How to Start a Community Garden
Looking for outdoor activities to do with your kids? This community garden activity from the Highlights Book of Things To Do Outdoors can be a family project!
A lot of planning takes place before any plants go in the ground in a community garden.
What You'll Need
What to Do
Ask one or more adults to help you with this project. Then find out what kind of garden your community wants: With an adult’s help, create a survey about the garden and send it out to people in your community. Collect feedback. Hold a meeting to discuss the results and start making important decisions.
Based on the feedback you receive; decide which kind of community garden you want to have. Will everyone have their own plot? Will everyone work as a team on one large garden? Will you keep, sell or donate the food you grow?
Consider finding a sponsor.
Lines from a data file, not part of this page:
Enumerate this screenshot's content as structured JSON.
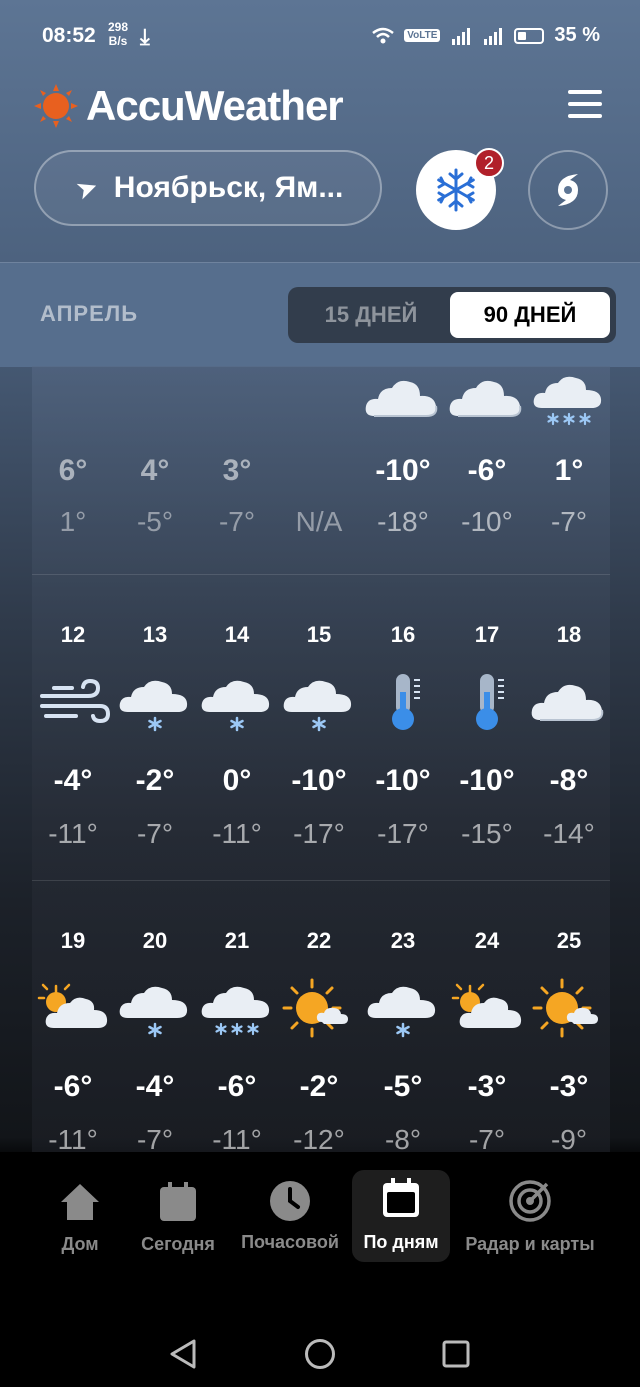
{
  "status": {
    "time": "08:52",
    "speed_value": "298",
    "speed_unit": "B/s",
    "battery": "35 %"
  },
  "app": {
    "name": "AccuWeather"
  },
  "location": {
    "text": "Ноябрьск, Ям..."
  },
  "alerts": {
    "count": "2"
  },
  "tabs": {
    "month": "АПРЕЛЬ",
    "days15": "15 ДНЕЙ",
    "days90": "90 ДНЕЙ",
    "selected": "90 ДНЕЙ"
  },
  "weeks": [
    {
      "days": [
        {
          "date": "",
          "icon": "none",
          "hi": "6°",
          "lo": "1°",
          "past": true
        },
        {
          "date": "",
          "icon": "none",
          "hi": "4°",
          "lo": "-5°",
          "past": true
        },
        {
          "date": "",
          "icon": "none",
          "hi": "3°",
          "lo": "-7°",
          "past": true
        },
        {
          "date": "",
          "icon": "none",
          "hi": "",
          "lo": "N/A",
          "past": true
        },
        {
          "date": "",
          "icon": "cloud",
          "hi": "-10°",
          "lo": "-18°",
          "past": false
        },
        {
          "date": "",
          "icon": "cloud",
          "hi": "-6°",
          "lo": "-10°",
          "past": false
        },
        {
          "date": "",
          "icon": "snow-heavy",
          "hi": "1°",
          "lo": "-7°",
          "past": false
        }
      ]
    },
    {
      "days": [
        {
          "date": "12",
          "icon": "wind",
          "hi": "-4°",
          "lo": "-11°"
        },
        {
          "date": "13",
          "icon": "snow",
          "hi": "-2°",
          "lo": "-7°"
        },
        {
          "date": "14",
          "icon": "snow",
          "hi": "0°",
          "lo": "-11°"
        },
        {
          "date": "15",
          "icon": "snow",
          "hi": "-10°",
          "lo": "-17°"
        },
        {
          "date": "16",
          "icon": "cold",
          "hi": "-10°",
          "lo": "-17°"
        },
        {
          "date": "17",
          "icon": "cold",
          "hi": "-10°",
          "lo": "-15°"
        },
        {
          "date": "18",
          "icon": "cloud",
          "hi": "-8°",
          "lo": "-14°"
        }
      ]
    },
    {
      "days": [
        {
          "date": "19",
          "icon": "partly-cloudy",
          "hi": "-6°",
          "lo": "-11°"
        },
        {
          "date": "20",
          "icon": "snow",
          "hi": "-4°",
          "lo": "-7°"
        },
        {
          "date": "21",
          "icon": "snow-heavy",
          "hi": "-6°",
          "lo": "-11°"
        },
        {
          "date": "22",
          "icon": "sun-cloud",
          "hi": "-2°",
          "lo": "-12°"
        },
        {
          "date": "23",
          "icon": "snow",
          "hi": "-5°",
          "lo": "-8°"
        },
        {
          "date": "24",
          "icon": "partly-cloudy",
          "hi": "-3°",
          "lo": "-7°"
        },
        {
          "date": "25",
          "icon": "sun-cloud",
          "hi": "-3°",
          "lo": "-9°"
        }
      ]
    }
  ],
  "nav": [
    {
      "label": "Дом",
      "icon": "home-icon"
    },
    {
      "label": "Сегодня",
      "icon": "calendar-today-icon"
    },
    {
      "label": "Почасовой",
      "icon": "clock-icon"
    },
    {
      "label": "По дням",
      "icon": "calendar-daily-icon",
      "active": true
    },
    {
      "label": "Радар и карты",
      "icon": "radar-icon"
    }
  ],
  "colors": {
    "accent_orange": "#e8601f",
    "badge_red": "#b1202a",
    "header_blue": "#5d7594"
  }
}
If you’re starting from scratch, a sponsor, like a local business, can help pay for the supplies and tools you’ll need to create your garden. With the help of a grown-up, call or email potential sponsors to let them know about your project. Ask if they would be interested in partnering with you.
Have an adult help you choose a site. Gardens need healthy soil, at least six hours of sunshine a day, and a dependable water source. Get permission and any necessary permits from your community leaders to create the garden in your selected site.
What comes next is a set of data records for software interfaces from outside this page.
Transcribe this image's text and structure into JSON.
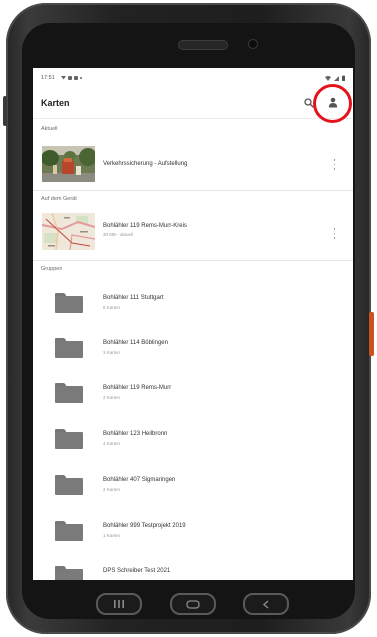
{
  "status_bar": {
    "time": "17:51",
    "left_icons": [
      "download-icon",
      "notification-icon",
      "notification-icon",
      "dot-icon"
    ],
    "right_icons": [
      "wifi-icon",
      "signal-icon",
      "battery-icon"
    ]
  },
  "app_bar": {
    "title": "Karten",
    "search_icon": "search-icon",
    "account_icon": "person-icon"
  },
  "sections": {
    "recent": "Aktuell",
    "on_device": "Auf dem Gerät",
    "groups": "Gruppen"
  },
  "recent_items": [
    {
      "title": "Verkehrssicherung - Aufstellung",
      "thumbnail": "photo-thumbnail",
      "menu_icon": "kebab-menu-icon"
    }
  ],
  "device_items": [
    {
      "title": "Bohlähler 119 Rems-Murr-Kreis",
      "subtitle": "30 MB - aktuell",
      "thumbnail": "map-thumbnail",
      "menu_icon": "kebab-menu-icon"
    }
  ],
  "groups": [
    {
      "title": "Bohlähler 111 Stuttgart",
      "subtitle": "8 Karten",
      "icon": "folder-icon"
    },
    {
      "title": "Bohlähler 114 Böblingen",
      "subtitle": "3 Karten",
      "icon": "folder-icon"
    },
    {
      "title": "Bohlähler 119 Rems-Murr",
      "subtitle": "2 Karten",
      "icon": "folder-icon"
    },
    {
      "title": "Bohlähler 123 Heilbronn",
      "subtitle": "4 Karten",
      "icon": "folder-icon"
    },
    {
      "title": "Bohlähler 407 Sigmaringen",
      "subtitle": "2 Karten",
      "icon": "folder-icon"
    },
    {
      "title": "Bohlähler 999 Testprojekt 2019",
      "subtitle": "1 Karten",
      "icon": "folder-icon"
    },
    {
      "title": "DPS Schreiber Test 2021",
      "icon": "folder-icon"
    }
  ],
  "hardware_keys": [
    "recent-apps-icon",
    "home-icon",
    "back-icon"
  ],
  "highlight": {
    "color": "#e3131b",
    "target": "person-icon"
  },
  "colors": {
    "device_frame": "#262626",
    "folder": "#7a7a7a",
    "side_button": "#c9521e"
  }
}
Establish the rules. Create a work schedule. Identify work hours and days. Determine, in detail, how you will assign plots, manage weeds and pests, store and share tools, etc. Decide whether you will charge dues. Things will run much more smoothly if everyone agrees on the ground rules from the beginning.
Make a plan. Measure the site and draw your plan. Include the length and width of each plant bed. Don’t forget to include space for aisles so people can walk between the beds in the garden. You might also want build a fence around your garden to protect it.
Plant the garden. Plan a community workday to clear the land, prepare the soil and get the plants in the ground.
Tip: Make a sign that welcomes gardeners but that also tells the story of why your community came together to create the garden. You could also list the garden’s rules at the entrance. These signs tell newcomers and visitors how special your place is.
Did you love this project found on page 118 of The Highlights Book of Things to Do? The Highlights Book of Things to Do Outdoors is the essential book of curiosity, exploration and the great outdoors. Kids ages seven and up will find answers to countless nature-related questions and hundreds of ways to build, experiment, craft, cook and help protect the planet.